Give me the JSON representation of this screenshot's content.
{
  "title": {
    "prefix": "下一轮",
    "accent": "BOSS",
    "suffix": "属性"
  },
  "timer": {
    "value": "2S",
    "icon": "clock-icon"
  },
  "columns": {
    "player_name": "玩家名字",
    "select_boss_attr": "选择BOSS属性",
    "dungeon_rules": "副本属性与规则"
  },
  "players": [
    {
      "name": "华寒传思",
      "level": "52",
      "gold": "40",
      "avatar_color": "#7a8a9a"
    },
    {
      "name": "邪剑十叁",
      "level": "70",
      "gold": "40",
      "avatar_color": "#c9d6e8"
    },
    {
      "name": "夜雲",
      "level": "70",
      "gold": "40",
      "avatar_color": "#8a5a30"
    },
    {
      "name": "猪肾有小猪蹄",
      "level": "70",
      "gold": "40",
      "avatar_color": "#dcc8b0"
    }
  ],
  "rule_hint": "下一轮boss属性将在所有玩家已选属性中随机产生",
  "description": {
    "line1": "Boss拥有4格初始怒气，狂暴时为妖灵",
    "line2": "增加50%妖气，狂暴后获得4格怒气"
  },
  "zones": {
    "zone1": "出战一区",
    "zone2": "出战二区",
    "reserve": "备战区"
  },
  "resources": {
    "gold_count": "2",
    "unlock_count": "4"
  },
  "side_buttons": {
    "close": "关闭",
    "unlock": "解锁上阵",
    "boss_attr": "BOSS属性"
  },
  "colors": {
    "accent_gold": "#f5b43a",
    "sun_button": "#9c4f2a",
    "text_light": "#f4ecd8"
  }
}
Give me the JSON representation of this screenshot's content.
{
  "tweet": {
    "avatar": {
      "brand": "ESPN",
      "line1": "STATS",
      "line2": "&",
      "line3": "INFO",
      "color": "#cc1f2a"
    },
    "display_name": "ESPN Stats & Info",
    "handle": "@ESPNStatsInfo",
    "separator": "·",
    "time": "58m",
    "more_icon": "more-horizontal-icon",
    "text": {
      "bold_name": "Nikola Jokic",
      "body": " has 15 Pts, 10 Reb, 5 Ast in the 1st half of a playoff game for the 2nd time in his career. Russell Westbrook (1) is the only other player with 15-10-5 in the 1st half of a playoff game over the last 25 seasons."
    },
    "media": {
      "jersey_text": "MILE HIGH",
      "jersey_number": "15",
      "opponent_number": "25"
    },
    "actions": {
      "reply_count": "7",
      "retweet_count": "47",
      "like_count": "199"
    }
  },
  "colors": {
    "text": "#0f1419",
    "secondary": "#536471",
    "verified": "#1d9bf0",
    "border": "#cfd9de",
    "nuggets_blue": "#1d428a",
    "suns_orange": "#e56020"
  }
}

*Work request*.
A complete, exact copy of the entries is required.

*Response*.
Give me the JSON representation of this screenshot's content.
{
  "title": {
    "prefix": "下一轮",
    "accent": "BOSS",
    "suffix": "属性"
  },
  "timer": {
    "value": "2S",
    "icon": "clock-icon"
  },
  "columns": {
    "player_name": "玩家名字",
    "select_boss_attr": "选择BOSS属性",
    "dungeon_rules": "副本属性与规则"
  },
  "players": [
    {
      "name": "华寒传思",
      "level": "52",
      "gold": "40",
      "avatar_color": "#7a8a9a"
    },
    {
      "name": "邪剑十叁",
      "level": "70",
      "gold": "40",
      "avatar_color": "#c9d6e8"
    },
    {
      "name": "夜雲",
      "level": "70",
      "gold": "40",
      "avatar_color": "#8a5a30"
    },
    {
      "name": "猪肾有小猪蹄",
      "level": "70",
      "gold": "40",
      "avatar_color": "#dcc8b0"
    }
  ],
  "rule_hint": "下一轮boss属性将在所有玩家已选属性中随机产生",
  "description": {
    "line1": "Boss拥有4格初始怒气，狂暴时为妖灵",
    "line2": "增加50%妖气，狂暴后获得4格怒气"
  },
  "zones": {
    "zone1": "出战一区",
    "zone2": "出战二区",
    "reserve": "备战区"
  },
  "resources": {
    "gold_count": "2",
    "unlock_count": "4"
  },
  "side_buttons": {
    "close": "关闭",
    "unlock": "解锁上阵",
    "boss_attr": "BOSS属性"
  },
  "colors": {
    "accent_gold": "#f5b43a",
    "sun_button": "#9c4f2a",
    "text_light": "#f4ecd8"
  }
}
Give me the JSON representation of this screenshot's content.
{
  "tweet": {
    "avatar": {
      "brand": "ESPN",
      "line1": "STATS",
      "line2": "&",
      "line3": "INFO",
      "color": "#cc1f2a"
    },
    "display_name": "ESPN Stats & Info",
    "handle": "@ESPNStatsInfo",
    "separator": "·",
    "time": "58m",
    "more_icon": "more-horizontal-icon",
    "text": {
      "bold_name": "Nikola Jokic",
      "body": " has 15 Pts, 10 Reb, 5 Ast in the 1st half of a playoff game for the 2nd time in his career. Russell Westbrook (1) is the only other player with 15-10-5 in the 1st half of a playoff game over the last 25 seasons."
    },
    "media": {
      "jersey_text": "MILE HIGH",
      "jersey_number": "15",
      "opponent_number": "25"
    },
    "actions": {
      "reply_count": "7",
      "retweet_count": "47",
      "like_count": "199"
    }
  },
  "colors": {
    "text": "#0f1419",
    "secondary": "#536471",
    "verified": "#1d9bf0",
    "border": "#cfd9de",
    "nuggets_blue": "#1d428a",
    "suns_orange": "#e56020"
  }
}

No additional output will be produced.